So, again, there’s a lot of variation.

The bottom line is I’ve had patients who come into the office, and they rave about it. They think it’s the best thing since sliced bread. And then I have others who come in and have had minimal effect. We don’t know whether their body was going to heal and whether they were going to recover, regardless of whether or not they got the injection.

But one thing makes me happy. If the patient’s happy, I’m happy.

I think that using a PRP injection to stimulate healing is a very good hypothesis. If you do get some pain relief from the injection and possibly some tissue regeneration in arthritis, that would be phenomenal. But you need to use that window of opportunity to change how you’re loading that part of your body so that it doesn’t break down again. That’s the bottom line.

Some Tips After PRP Injection

The one thing that we really do understand is how mechanical load will affect tissue.

If you have an injection and have that window of opportunity, use it to rebalance your body and gain a foundation for movement.

Downsides of PRP Injection

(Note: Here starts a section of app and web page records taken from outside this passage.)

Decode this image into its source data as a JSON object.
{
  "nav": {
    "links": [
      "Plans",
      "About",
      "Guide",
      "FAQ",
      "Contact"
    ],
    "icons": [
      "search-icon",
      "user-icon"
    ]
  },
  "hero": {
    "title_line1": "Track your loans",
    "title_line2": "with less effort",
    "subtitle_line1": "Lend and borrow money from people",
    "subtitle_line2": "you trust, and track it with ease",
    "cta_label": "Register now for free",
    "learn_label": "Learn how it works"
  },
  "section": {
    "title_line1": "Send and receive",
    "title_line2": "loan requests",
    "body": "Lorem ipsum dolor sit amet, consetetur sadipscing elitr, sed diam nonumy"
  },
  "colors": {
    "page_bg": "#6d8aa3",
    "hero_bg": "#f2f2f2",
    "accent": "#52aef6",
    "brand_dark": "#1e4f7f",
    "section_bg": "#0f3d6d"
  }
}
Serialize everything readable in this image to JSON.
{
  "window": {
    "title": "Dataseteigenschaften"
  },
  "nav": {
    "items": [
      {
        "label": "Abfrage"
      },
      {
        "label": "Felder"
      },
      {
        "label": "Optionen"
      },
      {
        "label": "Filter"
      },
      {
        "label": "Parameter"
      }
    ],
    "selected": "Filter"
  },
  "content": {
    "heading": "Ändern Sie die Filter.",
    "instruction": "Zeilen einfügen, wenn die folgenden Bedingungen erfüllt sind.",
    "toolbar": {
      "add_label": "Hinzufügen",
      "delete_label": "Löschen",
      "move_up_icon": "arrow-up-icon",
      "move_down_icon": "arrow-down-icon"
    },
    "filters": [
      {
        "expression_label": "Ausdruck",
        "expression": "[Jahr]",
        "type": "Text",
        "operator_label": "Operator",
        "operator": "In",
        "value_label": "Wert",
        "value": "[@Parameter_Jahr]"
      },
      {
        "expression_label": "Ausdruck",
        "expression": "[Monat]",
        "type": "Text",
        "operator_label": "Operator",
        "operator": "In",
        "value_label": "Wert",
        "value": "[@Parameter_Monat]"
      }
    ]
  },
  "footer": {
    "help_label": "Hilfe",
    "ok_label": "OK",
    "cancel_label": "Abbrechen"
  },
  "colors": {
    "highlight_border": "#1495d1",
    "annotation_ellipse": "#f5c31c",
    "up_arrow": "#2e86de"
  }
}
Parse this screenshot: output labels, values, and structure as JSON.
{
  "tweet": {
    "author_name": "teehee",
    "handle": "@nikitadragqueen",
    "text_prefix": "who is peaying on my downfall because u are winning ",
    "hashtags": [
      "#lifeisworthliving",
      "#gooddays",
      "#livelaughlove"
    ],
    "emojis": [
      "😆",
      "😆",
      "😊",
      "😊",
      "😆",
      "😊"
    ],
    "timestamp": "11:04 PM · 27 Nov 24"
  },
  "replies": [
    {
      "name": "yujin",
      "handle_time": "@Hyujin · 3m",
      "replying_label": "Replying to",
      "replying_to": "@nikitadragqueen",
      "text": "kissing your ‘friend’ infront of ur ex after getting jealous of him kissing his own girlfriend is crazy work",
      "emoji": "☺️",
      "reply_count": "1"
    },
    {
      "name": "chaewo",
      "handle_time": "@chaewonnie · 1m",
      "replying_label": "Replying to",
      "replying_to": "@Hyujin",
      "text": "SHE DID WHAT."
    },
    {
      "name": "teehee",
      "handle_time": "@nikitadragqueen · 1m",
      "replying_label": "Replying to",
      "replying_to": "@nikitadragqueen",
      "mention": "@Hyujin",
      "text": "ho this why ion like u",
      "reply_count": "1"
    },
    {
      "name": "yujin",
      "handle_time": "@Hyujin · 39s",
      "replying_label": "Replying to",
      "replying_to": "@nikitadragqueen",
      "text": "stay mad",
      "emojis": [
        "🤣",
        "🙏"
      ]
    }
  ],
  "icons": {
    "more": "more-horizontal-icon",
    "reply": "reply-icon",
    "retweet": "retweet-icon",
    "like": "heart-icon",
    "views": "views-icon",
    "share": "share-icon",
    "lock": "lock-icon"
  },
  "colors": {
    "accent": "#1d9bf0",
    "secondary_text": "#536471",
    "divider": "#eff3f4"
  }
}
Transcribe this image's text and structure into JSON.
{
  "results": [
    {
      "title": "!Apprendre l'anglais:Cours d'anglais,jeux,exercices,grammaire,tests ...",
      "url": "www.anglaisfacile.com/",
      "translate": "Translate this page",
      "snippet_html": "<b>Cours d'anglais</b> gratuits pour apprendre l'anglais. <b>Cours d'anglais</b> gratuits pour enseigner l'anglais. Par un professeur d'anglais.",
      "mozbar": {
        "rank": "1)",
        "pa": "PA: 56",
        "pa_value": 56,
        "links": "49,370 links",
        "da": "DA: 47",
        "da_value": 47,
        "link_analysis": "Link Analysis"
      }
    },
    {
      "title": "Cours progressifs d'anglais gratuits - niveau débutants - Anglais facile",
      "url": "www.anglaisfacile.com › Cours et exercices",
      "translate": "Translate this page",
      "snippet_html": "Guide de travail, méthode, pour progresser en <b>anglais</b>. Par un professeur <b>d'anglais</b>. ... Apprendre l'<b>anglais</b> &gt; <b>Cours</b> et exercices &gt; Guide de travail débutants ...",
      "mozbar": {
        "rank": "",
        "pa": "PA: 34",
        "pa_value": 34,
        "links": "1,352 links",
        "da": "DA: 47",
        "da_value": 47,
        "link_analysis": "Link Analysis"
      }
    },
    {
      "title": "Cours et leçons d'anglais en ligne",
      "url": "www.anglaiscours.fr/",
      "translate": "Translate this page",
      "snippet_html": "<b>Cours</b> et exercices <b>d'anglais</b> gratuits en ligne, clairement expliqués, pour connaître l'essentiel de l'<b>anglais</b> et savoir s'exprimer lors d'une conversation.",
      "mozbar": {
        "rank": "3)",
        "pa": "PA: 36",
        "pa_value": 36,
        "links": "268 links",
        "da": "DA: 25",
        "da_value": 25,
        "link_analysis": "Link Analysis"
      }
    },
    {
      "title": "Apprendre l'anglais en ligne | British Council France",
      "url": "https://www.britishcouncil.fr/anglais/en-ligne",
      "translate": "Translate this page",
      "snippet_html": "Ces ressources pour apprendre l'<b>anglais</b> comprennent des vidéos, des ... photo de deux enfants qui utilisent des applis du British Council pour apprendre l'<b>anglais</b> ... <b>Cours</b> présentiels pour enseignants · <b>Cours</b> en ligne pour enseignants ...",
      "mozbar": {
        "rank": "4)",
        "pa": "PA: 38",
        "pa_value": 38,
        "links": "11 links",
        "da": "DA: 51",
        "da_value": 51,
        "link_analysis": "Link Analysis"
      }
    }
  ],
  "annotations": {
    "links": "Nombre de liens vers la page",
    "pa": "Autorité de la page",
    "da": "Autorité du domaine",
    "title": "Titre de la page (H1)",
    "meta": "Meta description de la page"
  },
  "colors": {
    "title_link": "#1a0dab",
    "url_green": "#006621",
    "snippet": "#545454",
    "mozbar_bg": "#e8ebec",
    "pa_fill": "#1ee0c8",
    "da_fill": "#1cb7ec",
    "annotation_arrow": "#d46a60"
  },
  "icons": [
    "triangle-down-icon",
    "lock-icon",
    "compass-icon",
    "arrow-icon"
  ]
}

I think the major downside of a PRP injection is the cost. Otherwise, I don’t think that there’s any significant downside as far as leading to degeneration of tissue that you can see, say, with a cortisone injection.

There’s a minor risk of infection, and the side effects from an injection of bruising or a little bit more pain are obvious.

But the major downside would be the cost. I think it has to be a very individual decision and maybe based on your finances.

prp injections knee pain

Fixing the Root Cause of Your Pain

If you decide to have a PRP injection, that’s great, but you need to understand why that part of your body broke down in the first place. A PRP injection is really a bandage to help with regeneration. But if you don’t fix why your body broke, if you don’t change how you move after your injection, you’re going to break down again.

The major reason that I find people break down is because they don’t have a foundation for movement.

A foundation for movement consists of four pillars, and it’s like the four legs on a desk.

  1. Tissue quality (which we’re hoping will benefit from the PRP injection)
  2. Alignment of your body and the joints
  3. Activation of the deep core muscles
  4. Active range of motion

So those are the four pillars for pain-free movement. The PRP injection can help address tissue quality.

Now, with an exercise program, you can change your alignment and your muscle activation, and that will help with an active range of motion.

This [the Foundation for Movement Longevity] has been a great help in staying functional for my job and recreation. Even though I have strengths and endurance, as I get older it is so easy to be out of balance, lessened range of movement, less balance, and those movements that I don’t typically do much anymore start to get weak. Thanks!!! Like having my own physical therapist on my team. Loving it. So fun to slowly get functional on exercises that at first, I couldn’t do at all. Like going downstairs pain-free.

– Lynn

Summary & Next Steps

We’ve provided some links below with exercises for the common areas of your body where PRP can help. Remember, even if you decide to get the injection, to really recover, you’ll need to change how you’re loading your joints.

10 Exercises for Relief fro Knee Osteoarthritis Pain – get easy beginner and intermediate at-home routines to help ease your knee arthritis.

4 Exercises to Build Gluteus Medius strength & Decrease TFL Pain – weak glutes can cause hip pain and stiffness. Use these exercises to strengthen them and eliminate the pain.

If you’re not sure where to start, check out the Foundation for Movement Longevity Program. This program has been developed to address the five areas of our body that are most commonly dysfunctional.

Thanks for reading, and keep moving!

P.S. If you’re a better audio learner, here’s a YouTube video with all of the above information about PRP packed in.

About the Author

Dr. Erin Boynton, MD, FRCS is an orthopedic surgeon who was the team surgeon for the Toronto Blue Jays for 10 years and has worked with other professional teams and athletes from many different sports. She currently serves as the Chief Medical Director of the Rogers Cup WTA Tennis Tournament and is the ITF Canadian Champion in tennis for her age group (we won't say which group that is!).